> _Instructions for the task_
Each line of the material must be repeated precisely, with the pictures left out.
==*==
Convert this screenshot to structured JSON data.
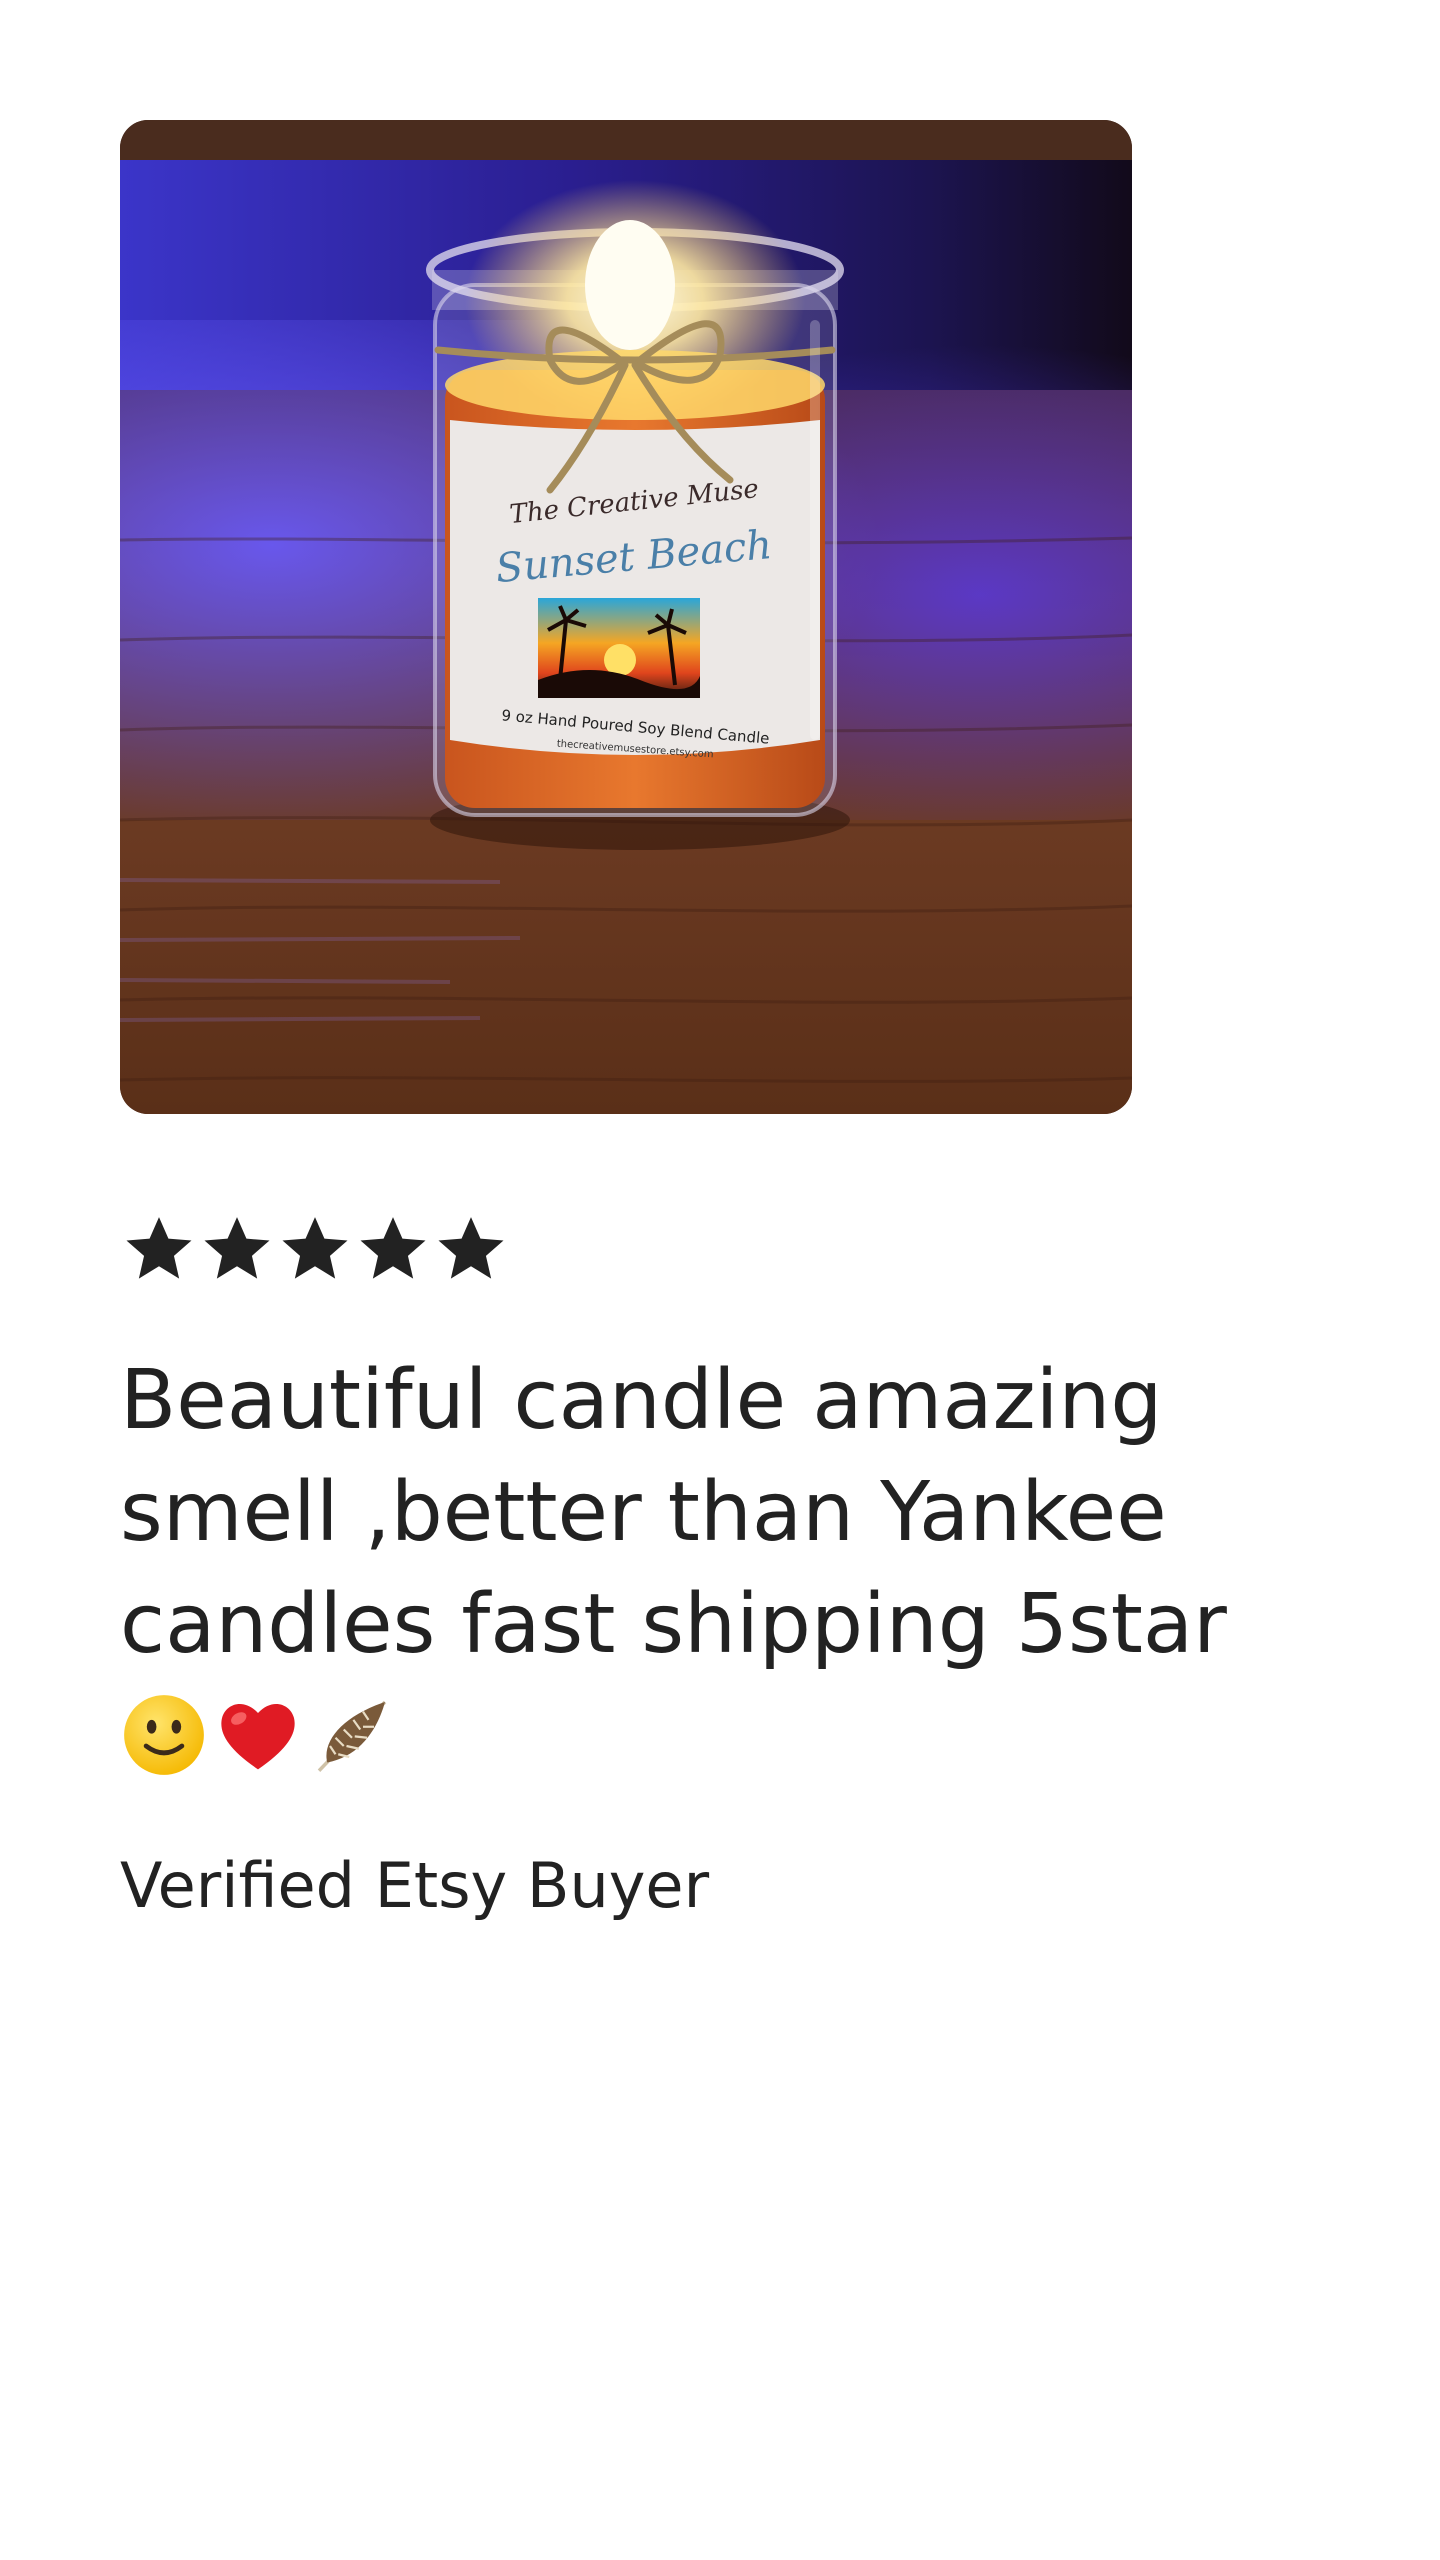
{
  "review": {
    "rating": 5,
    "rating_max": 5,
    "text": "Beautiful candle amazing smell ,better than Yankee candles fast shipping 5star",
    "emojis": [
      "slightly-smiling-face-icon",
      "red-heart-icon",
      "feather-icon"
    ],
    "reviewer": "Verified Etsy Buyer"
  },
  "photo": {
    "label_brand": "The Creative Muse",
    "label_scent": "Sunset Beach",
    "label_desc": "9 oz Hand Poured Soy Blend Candle",
    "label_url": "thecreativemusestore.etsy.com"
  },
  "colors": {
    "text": "#222222",
    "star": "#222222",
    "background": "#ffffff"
  }
}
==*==
> _Answer section_
Convert this screenshot to structured JSON data.
{
  "review": {
    "rating": 5,
    "rating_max": 5,
    "text": "Beautiful candle amazing smell ,better than Yankee candles fast shipping 5star",
    "emojis": [
      "slightly-smiling-face-icon",
      "red-heart-icon",
      "feather-icon"
    ],
    "reviewer": "Verified Etsy Buyer"
  },
  "photo": {
    "label_brand": "The Creative Muse",
    "label_scent": "Sunset Beach",
    "label_desc": "9 oz Hand Poured Soy Blend Candle",
    "label_url": "thecreativemusestore.etsy.com"
  },
  "colors": {
    "text": "#222222",
    "star": "#222222",
    "background": "#ffffff"
  }
}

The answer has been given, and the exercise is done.